START Supplied material

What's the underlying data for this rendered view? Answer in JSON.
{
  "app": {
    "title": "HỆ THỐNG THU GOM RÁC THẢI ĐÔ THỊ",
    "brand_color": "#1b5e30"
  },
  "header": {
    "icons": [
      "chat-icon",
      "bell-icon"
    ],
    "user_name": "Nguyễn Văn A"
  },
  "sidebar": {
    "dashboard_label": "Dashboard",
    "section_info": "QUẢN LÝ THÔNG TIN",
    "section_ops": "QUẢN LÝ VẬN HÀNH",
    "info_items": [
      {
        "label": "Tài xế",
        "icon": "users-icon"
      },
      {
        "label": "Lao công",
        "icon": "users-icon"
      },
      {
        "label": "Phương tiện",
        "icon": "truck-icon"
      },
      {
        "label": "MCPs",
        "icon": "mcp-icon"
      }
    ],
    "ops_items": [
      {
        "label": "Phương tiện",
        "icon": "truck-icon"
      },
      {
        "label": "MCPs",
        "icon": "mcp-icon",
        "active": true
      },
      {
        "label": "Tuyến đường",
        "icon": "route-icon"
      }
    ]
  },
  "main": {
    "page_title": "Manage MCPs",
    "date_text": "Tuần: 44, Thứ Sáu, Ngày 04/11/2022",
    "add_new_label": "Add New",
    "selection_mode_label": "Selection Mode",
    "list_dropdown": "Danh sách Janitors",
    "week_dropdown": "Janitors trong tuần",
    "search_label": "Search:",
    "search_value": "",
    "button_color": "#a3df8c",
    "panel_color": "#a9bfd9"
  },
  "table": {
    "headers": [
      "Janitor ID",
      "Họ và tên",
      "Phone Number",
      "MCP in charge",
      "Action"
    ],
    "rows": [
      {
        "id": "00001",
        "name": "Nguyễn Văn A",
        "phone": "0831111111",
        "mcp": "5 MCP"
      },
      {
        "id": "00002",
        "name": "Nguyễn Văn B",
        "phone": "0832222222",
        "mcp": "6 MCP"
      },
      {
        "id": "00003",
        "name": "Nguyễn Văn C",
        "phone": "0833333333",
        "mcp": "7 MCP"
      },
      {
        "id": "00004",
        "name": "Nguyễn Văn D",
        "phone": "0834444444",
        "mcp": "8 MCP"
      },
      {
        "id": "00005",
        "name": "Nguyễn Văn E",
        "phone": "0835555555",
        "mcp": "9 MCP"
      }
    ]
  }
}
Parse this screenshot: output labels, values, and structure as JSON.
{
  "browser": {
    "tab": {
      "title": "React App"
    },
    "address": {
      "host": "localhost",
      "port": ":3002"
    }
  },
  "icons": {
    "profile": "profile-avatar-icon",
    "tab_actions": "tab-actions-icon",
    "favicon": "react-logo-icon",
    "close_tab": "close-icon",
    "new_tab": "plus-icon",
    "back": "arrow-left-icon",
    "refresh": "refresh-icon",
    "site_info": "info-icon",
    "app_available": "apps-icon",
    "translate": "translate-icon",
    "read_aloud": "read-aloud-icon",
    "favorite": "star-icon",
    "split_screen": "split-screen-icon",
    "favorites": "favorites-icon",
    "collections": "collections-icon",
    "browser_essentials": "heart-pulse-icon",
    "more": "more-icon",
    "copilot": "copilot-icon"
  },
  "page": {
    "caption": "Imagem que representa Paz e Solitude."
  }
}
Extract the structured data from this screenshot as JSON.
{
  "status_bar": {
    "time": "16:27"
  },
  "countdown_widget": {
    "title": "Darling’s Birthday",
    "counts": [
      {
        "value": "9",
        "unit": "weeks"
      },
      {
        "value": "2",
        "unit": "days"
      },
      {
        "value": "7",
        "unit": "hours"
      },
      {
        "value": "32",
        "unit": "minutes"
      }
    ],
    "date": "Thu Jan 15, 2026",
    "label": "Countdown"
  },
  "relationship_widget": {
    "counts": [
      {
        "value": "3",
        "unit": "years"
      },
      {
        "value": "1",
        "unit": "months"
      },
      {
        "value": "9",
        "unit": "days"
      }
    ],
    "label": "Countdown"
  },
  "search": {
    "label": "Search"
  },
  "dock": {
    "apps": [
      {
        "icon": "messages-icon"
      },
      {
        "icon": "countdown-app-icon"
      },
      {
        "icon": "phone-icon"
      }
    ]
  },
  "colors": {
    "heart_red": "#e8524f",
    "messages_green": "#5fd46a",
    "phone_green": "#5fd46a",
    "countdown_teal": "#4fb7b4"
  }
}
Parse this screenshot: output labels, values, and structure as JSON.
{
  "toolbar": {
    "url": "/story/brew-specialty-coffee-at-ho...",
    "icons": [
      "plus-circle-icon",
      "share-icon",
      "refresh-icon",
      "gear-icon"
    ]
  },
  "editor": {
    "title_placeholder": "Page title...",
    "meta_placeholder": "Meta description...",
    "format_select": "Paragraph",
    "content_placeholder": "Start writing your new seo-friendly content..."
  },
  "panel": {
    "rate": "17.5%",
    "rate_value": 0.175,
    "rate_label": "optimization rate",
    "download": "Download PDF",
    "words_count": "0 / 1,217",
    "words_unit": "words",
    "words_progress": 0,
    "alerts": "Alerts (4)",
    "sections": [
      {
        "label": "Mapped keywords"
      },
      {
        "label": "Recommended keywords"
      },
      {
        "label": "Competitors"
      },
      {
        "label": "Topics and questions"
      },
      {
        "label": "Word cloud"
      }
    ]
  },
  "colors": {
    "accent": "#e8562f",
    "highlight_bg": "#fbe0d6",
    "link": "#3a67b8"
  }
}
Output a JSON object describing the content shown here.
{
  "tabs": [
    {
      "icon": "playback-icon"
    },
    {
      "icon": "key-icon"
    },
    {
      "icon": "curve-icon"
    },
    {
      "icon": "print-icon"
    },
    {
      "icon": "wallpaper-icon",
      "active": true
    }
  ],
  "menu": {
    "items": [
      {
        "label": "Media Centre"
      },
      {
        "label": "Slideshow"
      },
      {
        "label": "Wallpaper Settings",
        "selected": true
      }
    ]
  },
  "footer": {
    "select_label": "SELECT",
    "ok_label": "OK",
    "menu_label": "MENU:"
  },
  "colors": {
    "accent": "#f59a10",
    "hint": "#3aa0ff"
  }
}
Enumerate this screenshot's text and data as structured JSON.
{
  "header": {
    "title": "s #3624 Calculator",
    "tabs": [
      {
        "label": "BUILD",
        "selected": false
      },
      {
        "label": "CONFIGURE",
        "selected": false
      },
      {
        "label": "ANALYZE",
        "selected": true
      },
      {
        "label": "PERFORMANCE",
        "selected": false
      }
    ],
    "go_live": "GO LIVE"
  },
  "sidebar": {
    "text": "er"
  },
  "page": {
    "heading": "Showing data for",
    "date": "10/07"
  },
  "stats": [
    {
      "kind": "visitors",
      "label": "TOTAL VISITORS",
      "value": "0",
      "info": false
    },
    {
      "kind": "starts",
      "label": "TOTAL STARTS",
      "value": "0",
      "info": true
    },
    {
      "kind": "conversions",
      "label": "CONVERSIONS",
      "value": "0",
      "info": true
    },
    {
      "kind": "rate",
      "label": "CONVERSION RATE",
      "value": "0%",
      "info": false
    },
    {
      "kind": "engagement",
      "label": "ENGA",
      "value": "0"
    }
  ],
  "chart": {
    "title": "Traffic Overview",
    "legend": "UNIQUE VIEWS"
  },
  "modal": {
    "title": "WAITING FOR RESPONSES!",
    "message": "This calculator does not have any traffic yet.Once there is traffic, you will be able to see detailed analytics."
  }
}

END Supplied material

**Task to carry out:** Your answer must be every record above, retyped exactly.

**Response area:**
What's the underlying data for this rendered view? Answer in JSON.
{
  "app": {
    "title": "HỆ THỐNG THU GOM RÁC THẢI ĐÔ THỊ",
    "brand_color": "#1b5e30"
  },
  "header": {
    "icons": [
      "chat-icon",
      "bell-icon"
    ],
    "user_name": "Nguyễn Văn A"
  },
  "sidebar": {
    "dashboard_label": "Dashboard",
    "section_info": "QUẢN LÝ THÔNG TIN",
    "section_ops": "QUẢN LÝ VẬN HÀNH",
    "info_items": [
      {
        "label": "Tài xế",
        "icon": "users-icon"
      },
      {
        "label": "Lao công",
        "icon": "users-icon"
      },
      {
        "label": "Phương tiện",
        "icon": "truck-icon"
      },
      {
        "label": "MCPs",
        "icon": "mcp-icon"
      }
    ],
    "ops_items": [
      {
        "label": "Phương tiện",
        "icon": "truck-icon"
      },
      {
        "label": "MCPs",
        "icon": "mcp-icon",
        "active": true
      },
      {
        "label": "Tuyến đường",
        "icon": "route-icon"
      }
    ]
  },
  "main": {
    "page_title": "Manage MCPs",
    "date_text": "Tuần: 44, Thứ Sáu, Ngày 04/11/2022",
    "add_new_label": "Add New",
    "selection_mode_label": "Selection Mode",
    "list_dropdown": "Danh sách Janitors",
    "week_dropdown": "Janitors trong tuần",
    "search_label": "Search:",
    "search_value": "",
    "button_color": "#a3df8c",
    "panel_color": "#a9bfd9"
  },
  "table": {
    "headers": [
      "Janitor ID",
      "Họ và tên",
      "Phone Number",
      "MCP in charge",
      "Action"
    ],
    "rows": [
      {
        "id": "00001",
        "name": "Nguyễn Văn A",
        "phone": "0831111111",
        "mcp": "5 MCP"
      },
      {
        "id": "00002",
        "name": "Nguyễn Văn B",
        "phone": "0832222222",
        "mcp": "6 MCP"
      },
      {
        "id": "00003",
        "name": "Nguyễn Văn C",
        "phone": "0833333333",
        "mcp": "7 MCP"
      },
      {
        "id": "00004",
        "name": "Nguyễn Văn D",
        "phone": "0834444444",
        "mcp": "8 MCP"
      },
      {
        "id": "00005",
        "name": "Nguyễn Văn E",
        "phone": "0835555555",
        "mcp": "9 MCP"
      }
    ]
  }
}
Parse this screenshot: output labels, values, and structure as JSON.
{
  "browser": {
    "tab": {
      "title": "React App"
    },
    "address": {
      "host": "localhost",
      "port": ":3002"
    }
  },
  "icons": {
    "profile": "profile-avatar-icon",
    "tab_actions": "tab-actions-icon",
    "favicon": "react-logo-icon",
    "close_tab": "close-icon",
    "new_tab": "plus-icon",
    "back": "arrow-left-icon",
    "refresh": "refresh-icon",
    "site_info": "info-icon",
    "app_available": "apps-icon",
    "translate": "translate-icon",
    "read_aloud": "read-aloud-icon",
    "favorite": "star-icon",
    "split_screen": "split-screen-icon",
    "favorites": "favorites-icon",
    "collections": "collections-icon",
    "browser_essentials": "heart-pulse-icon",
    "more": "more-icon",
    "copilot": "copilot-icon"
  },
  "page": {
    "caption": "Imagem que representa Paz e Solitude."
  }
}
Extract the structured data from this screenshot as JSON.
{
  "status_bar": {
    "time": "16:27"
  },
  "countdown_widget": {
    "title": "Darling’s Birthday",
    "counts": [
      {
        "value": "9",
        "unit": "weeks"
      },
      {
        "value": "2",
        "unit": "days"
      },
      {
        "value": "7",
        "unit": "hours"
      },
      {
        "value": "32",
        "unit": "minutes"
      }
    ],
    "date": "Thu Jan 15, 2026",
    "label": "Countdown"
  },
  "relationship_widget": {
    "counts": [
      {
        "value": "3",
        "unit": "years"
      },
      {
        "value": "1",
        "unit": "months"
      },
      {
        "value": "9",
        "unit": "days"
      }
    ],
    "label": "Countdown"
  },
  "search": {
    "label": "Search"
  },
  "dock": {
    "apps": [
      {
        "icon": "messages-icon"
      },
      {
        "icon": "countdown-app-icon"
      },
      {
        "icon": "phone-icon"
      }
    ]
  },
  "colors": {
    "heart_red": "#e8524f",
    "messages_green": "#5fd46a",
    "phone_green": "#5fd46a",
    "countdown_teal": "#4fb7b4"
  }
}
Parse this screenshot: output labels, values, and structure as JSON.
{
  "toolbar": {
    "url": "/story/brew-specialty-coffee-at-ho...",
    "icons": [
      "plus-circle-icon",
      "share-icon",
      "refresh-icon",
      "gear-icon"
    ]
  },
  "editor": {
    "title_placeholder": "Page title...",
    "meta_placeholder": "Meta description...",
    "format_select": "Paragraph",
    "content_placeholder": "Start writing your new seo-friendly content..."
  },
  "panel": {
    "rate": "17.5%",
    "rate_value": 0.175,
    "rate_label": "optimization rate",
    "download": "Download PDF",
    "words_count": "0 / 1,217",
    "words_unit": "words",
    "words_progress": 0,
    "alerts": "Alerts (4)",
    "sections": [
      {
        "label": "Mapped keywords"
      },
      {
        "label": "Recommended keywords"
      },
      {
        "label": "Competitors"
      },
      {
        "label": "Topics and questions"
      },
      {
        "label": "Word cloud"
      }
    ]
  },
  "colors": {
    "accent": "#e8562f",
    "highlight_bg": "#fbe0d6",
    "link": "#3a67b8"
  }
}
Output a JSON object describing the content shown here.
{
  "tabs": [
    {
      "icon": "playback-icon"
    },
    {
      "icon": "key-icon"
    },
    {
      "icon": "curve-icon"
    },
    {
      "icon": "print-icon"
    },
    {
      "icon": "wallpaper-icon",
      "active": true
    }
  ],
  "menu": {
    "items": [
      {
        "label": "Media Centre"
      },
      {
        "label": "Slideshow"
      },
      {
        "label": "Wallpaper Settings",
        "selected": true
      }
    ]
  },
  "footer": {
    "select_label": "SELECT",
    "ok_label": "OK",
    "menu_label": "MENU:"
  },
  "colors": {
    "accent": "#f59a10",
    "hint": "#3aa0ff"
  }
}
Enumerate this screenshot's text and data as structured JSON.
{
  "header": {
    "title": "s #3624 Calculator",
    "tabs": [
      {
        "label": "BUILD",
        "selected": false
      },
      {
        "label": "CONFIGURE",
        "selected": false
      },
      {
        "label": "ANALYZE",
        "selected": true
      },
      {
        "label": "PERFORMANCE",
        "selected": false
      }
    ],
    "go_live": "GO LIVE"
  },
  "sidebar": {
    "text": "er"
  },
  "page": {
    "heading": "Showing data for",
    "date": "10/07"
  },
  "stats": [
    {
      "kind": "visitors",
      "label": "TOTAL VISITORS",
      "value": "0",
      "info": false
    },
    {
      "kind": "starts",
      "label": "TOTAL STARTS",
      "value": "0",
      "info": true
    },
    {
      "kind": "conversions",
      "label": "CONVERSIONS",
      "value": "0",
      "info": true
    },
    {
      "kind": "rate",
      "label": "CONVERSION RATE",
      "value": "0%",
      "info": false
    },
    {
      "kind": "engagement",
      "label": "ENGA",
      "value": "0"
    }
  ],
  "chart": {
    "title": "Traffic Overview",
    "legend": "UNIQUE VIEWS"
  },
  "modal": {
    "title": "WAITING FOR RESPONSES!",
    "message": "This calculator does not have any traffic yet.Once there is traffic, you will be able to see detailed analytics."
  }
}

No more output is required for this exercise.